LitePads are amazing versatile LED light sources that offer super-slim (.3”) profiles and soft, even illumination. They come in a range of standard sizes and shapes, but can also be customized to fit your needs (maximum size of any individual unit is 48” X 96”). LitePads can be hung on a wall, held in your hand, or embedded almost anywhere. Use the LitePadTM when larger, heavier luminaires simply don’t fit your application. Two versions of the LitePadTMare shown below.
This model was designed with display, event and architectural designers in mind. It offers more economy but less light output than the LitePadTM HO model described below.
LitePadTM DL Standard Sizes Photometrics Table
The LitePadTMHO (High Output) is a 33% brighter version of the DL. It is a simple, fast and economical solution for the film, video, and still photography applications, as well as a diverse range of projects in theatre, scenery, architecture or retail lighting.
LitePadTM HO Standard Sizes Photometrics Table
*Additional LitePad Specs:
- Color Temperature: Approximately 6000° Kelvin
- Thickness: .3”
- Operating Temperature: -30C - +85C
- Lamp Life: 60,000 hrs.
- Power: 12v DC input
Please visit http://bit.ly/litepads for more information on LitePads and accessories.
Rose Brand congratulates our second blog contest winner, Gary Duffey. Gary's blog entry described how he created a durable and realistic looking goat for Blame Society Productions of Madison, Wisconsin. The goat needed to be durable enough to withstand a two-story drop.
Here is how HE did it.

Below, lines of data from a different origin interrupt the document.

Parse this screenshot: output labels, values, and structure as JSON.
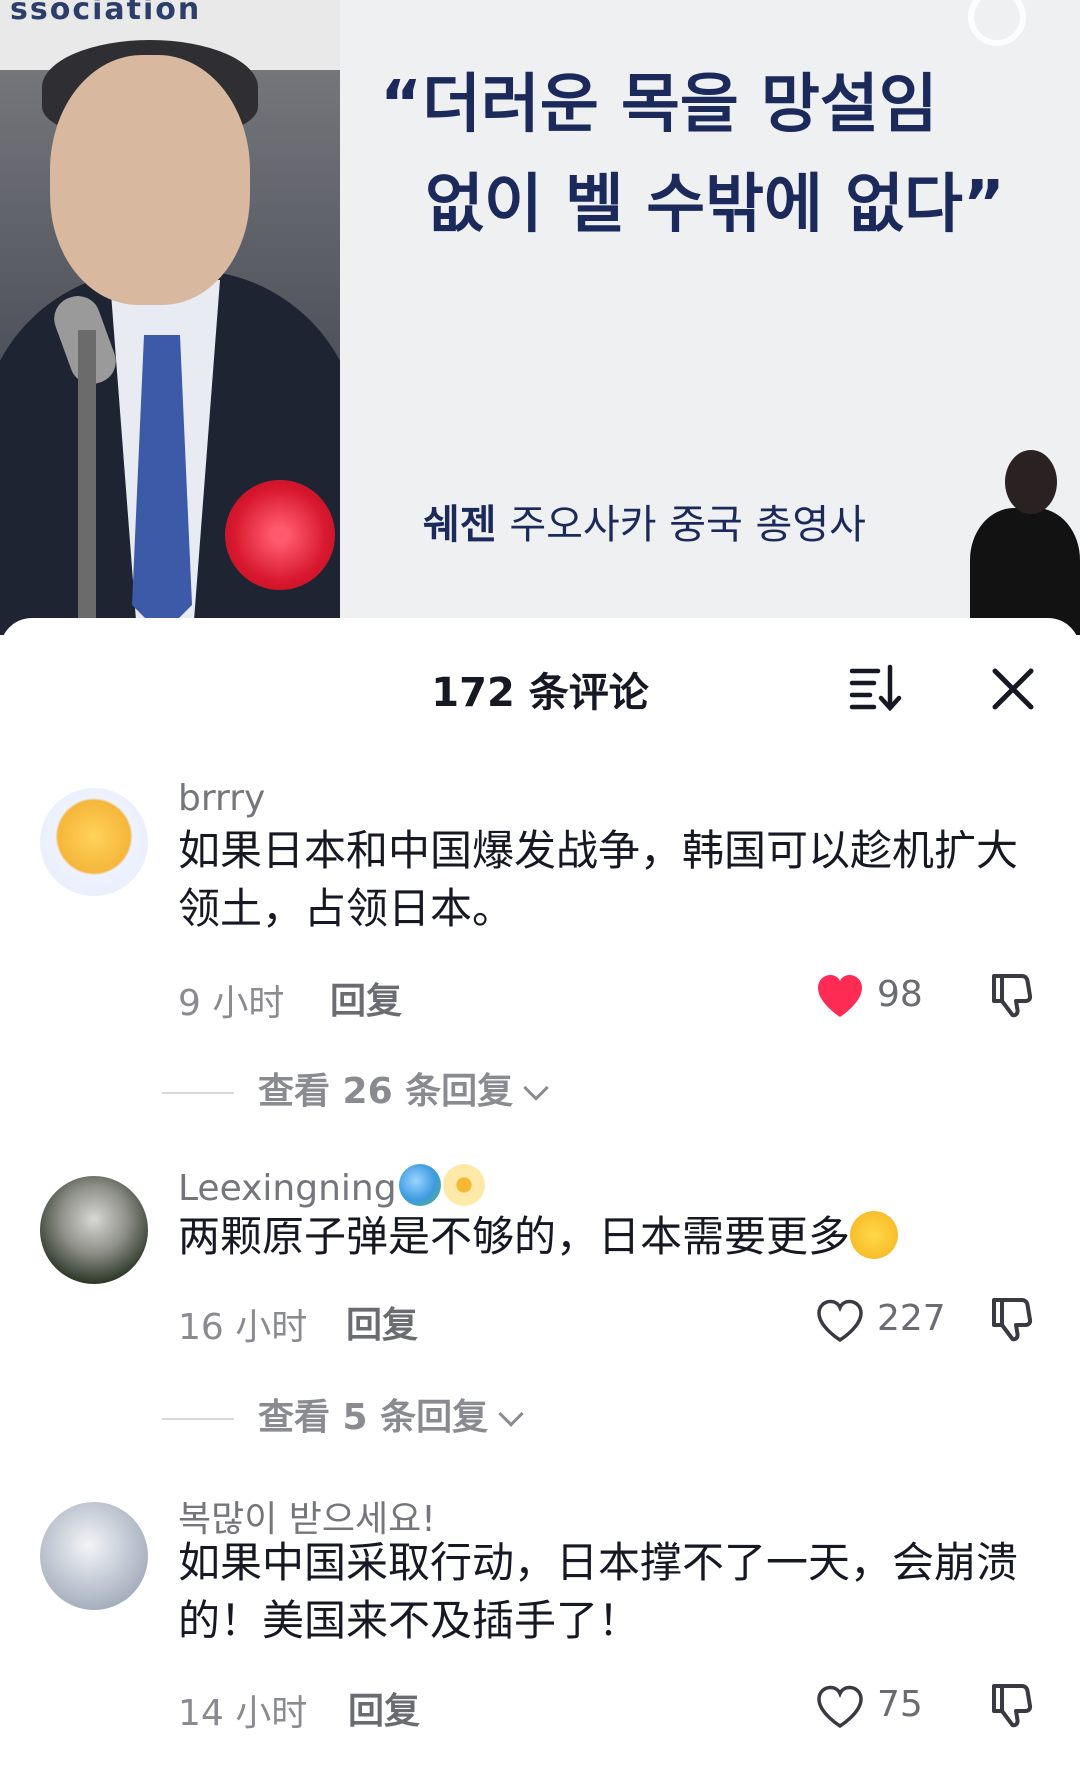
{
  "video": {
    "banner_text": "ssociation",
    "quote_line1": "“더러운 목을 망설임",
    "quote_line2": "없이 벨 수밖에 없다”",
    "speaker_name": "쉐젠",
    "speaker_title": "주오사카 중국 총영사"
  },
  "sheet": {
    "title": "172 条评论",
    "sort_icon": "sort-icon",
    "close_icon": "close-icon"
  },
  "comments": [
    {
      "username": "brrry",
      "text": "如果日本和中国爆发战争，韩国可以趁机扩大领土，占领日本。",
      "time": "9 小时",
      "reply_label": "回复",
      "likes": "98",
      "liked": true,
      "view_replies": "查看 26 条回复"
    },
    {
      "username": "Leexingning",
      "text": "两颗原子弹是不够的，日本需要更多",
      "time": "16 小时",
      "reply_label": "回复",
      "likes": "227",
      "liked": false,
      "view_replies": "查看 5 条回复"
    },
    {
      "username": "복많이 받으세요!",
      "text": "如果中国采取行动，日本撑不了一天，会崩溃的！美国来不及插手了！",
      "time": "14 小时",
      "reply_label": "回复",
      "likes": "75",
      "liked": false
    }
  ],
  "colors": {
    "like_active": "#fe2c55",
    "quote_text": "#1b2a5a",
    "secondary_text": "#8a8b91"
  }
}
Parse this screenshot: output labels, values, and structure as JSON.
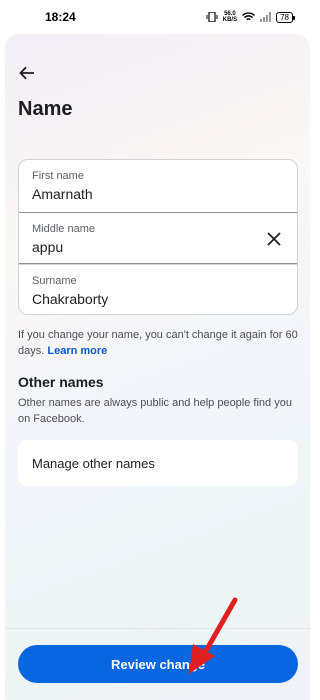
{
  "status_bar": {
    "time": "18:24",
    "net_speed_value": "56.0",
    "net_speed_unit": "KB/S",
    "battery": "78"
  },
  "header": {
    "title": "Name"
  },
  "form": {
    "first_name": {
      "label": "First name",
      "value": "Amarnath"
    },
    "middle_name": {
      "label": "Middle name",
      "value": "appu"
    },
    "surname": {
      "label": "Surname",
      "value": "Chakraborty"
    }
  },
  "helper": {
    "text": "If you change your name, you can't change it again for 60 days.",
    "link": "Learn more"
  },
  "other_names": {
    "title": "Other names",
    "description": "Other names are always public and help people find you on Facebook.",
    "manage_label": "Manage other names"
  },
  "footer": {
    "review_label": "Review change"
  },
  "colors": {
    "primary": "#0866e0",
    "annotation": "#e02020"
  }
}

He used styrofoam to shape the skull and coated it with a thick layer of paper towels that were liberally coated with Rosco Crystal Gel. This treatment continued to the mid-point of the goat’s back. The goat’s knees and hips were a thick buildup of the Crystal Gel/paper towel mixture on a 2x2 wooden frame, which gave the animal bone structure. The hooves of the goat were done in the same manner, and while the product was still wet, he easily shaped hooves onto the goat's legs which made for a solid bond. Goat hair, as required, was made of carpet remnants that were stapled and glued to the wooden frame and/or the hardened Crystal Gel.
The goat was packed for shipment from their shop in Modesto, California, and sent on to the end users in Wisconsin. Blame Society Productions then filmed the dropping of the goat from a two-story rooftop. The drop showed the amzing durability of Crystal Gel -- the goat survived absolutely intact and was used for several takes. In fact, as a direct result of Crystal Gel's durability, the goat now lives in the home of one of the film company owners and makes regular "guest appearances" in some of his films.
Crystal Gel was the logical choice to use in this project as it is non flammable, non toxic, dries clear, easy to mold into shape when wet, bonds to objects well, light weight, and hard as thick plastic when it dries.
Rose Brand is accepting applications for the How Did YOU Do It? Blog Contest until April 25, 2011. For more information on how to have YOUR work featured on Rose Brand's Blog visit our Face Book Page.